Below is my item by item lineup showing the differences between GitHub and Bitbucket

GitHub BitBucket
pull requests yes yes
forking yes yes
command instructions yes yes
distributed revision control yes yes
network graph yes no
inline editing yes no
developer profiles yes yes
wiki yes yes
issues yes yes
rss feeds yes yes
source browser yes yes
monthly price cheap cheaper
free private projects 0 1
# of users lots not lots
happy hours in SF no

There really aren’t a lot of differences.  Personally, I actively use both. Learning both is easy as the syntax difference between the two revision control systems is minimal and both hub interfaces are very similar.

I use git for open projects like TwitTornado where privacy is not an issue and where I’d like to get more developers involved. Its really got a fantastic social network of hackers.

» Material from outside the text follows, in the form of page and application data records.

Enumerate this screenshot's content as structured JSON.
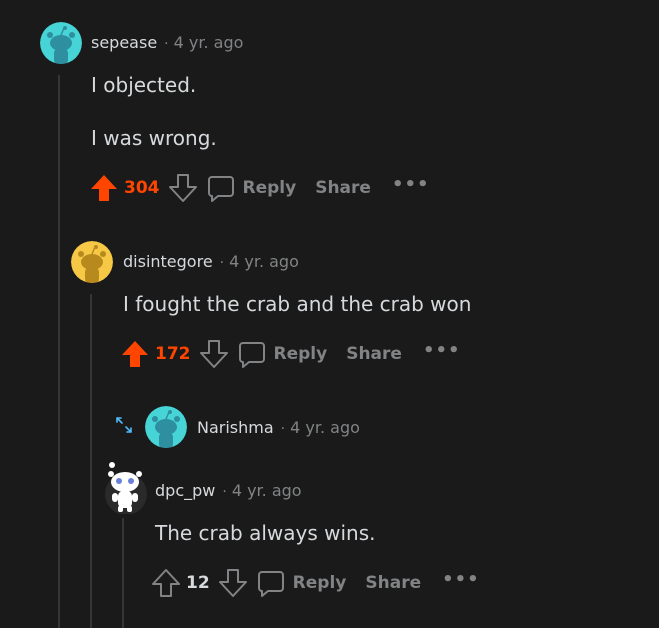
{
  "colors": {
    "background": "#1a1a1b",
    "upvote_active": "#ff4500",
    "muted": "#818384",
    "text": "#d7dadc",
    "avatar_cyan": "#46d4d6",
    "avatar_yellow": "#f7c846"
  },
  "comments": [
    {
      "username": "sepease",
      "separator": "·",
      "timestamp": "4 yr. ago",
      "body": [
        "I objected.",
        "I was wrong."
      ],
      "score": "304",
      "voted": "up",
      "reply_label": "Reply",
      "share_label": "Share",
      "more_label": "•••",
      "avatar_icon": "snoo-avatar-cyan"
    },
    {
      "username": "disintegore",
      "separator": "·",
      "timestamp": "4 yr. ago",
      "body": [
        "I fought the crab and the crab won"
      ],
      "score": "172",
      "voted": "up",
      "reply_label": "Reply",
      "share_label": "Share",
      "more_label": "•••",
      "avatar_icon": "snoo-avatar-yellow"
    },
    {
      "username": "Narishma",
      "separator": "·",
      "timestamp": "4 yr. ago",
      "collapsed": true,
      "avatar_icon": "snoo-avatar-cyan",
      "expand_icon": "expand-arrows-icon"
    },
    {
      "username": "dpc_pw",
      "separator": "·",
      "timestamp": "4 yr. ago",
      "body": [
        "The crab always wins."
      ],
      "score": "12",
      "voted": "none",
      "reply_label": "Reply",
      "share_label": "Share",
      "more_label": "•••",
      "avatar_icon": "snoo-avatar-white"
    }
  ]
}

I use bitbucket for my private repositories as it allows 1 free private repository (per user) and has cheaper monthly rates.

I hope this helps others make a decision between the two and try both of them out. Let me know in the comments if I’ve left any parameters out of the table above and I’ll add them in.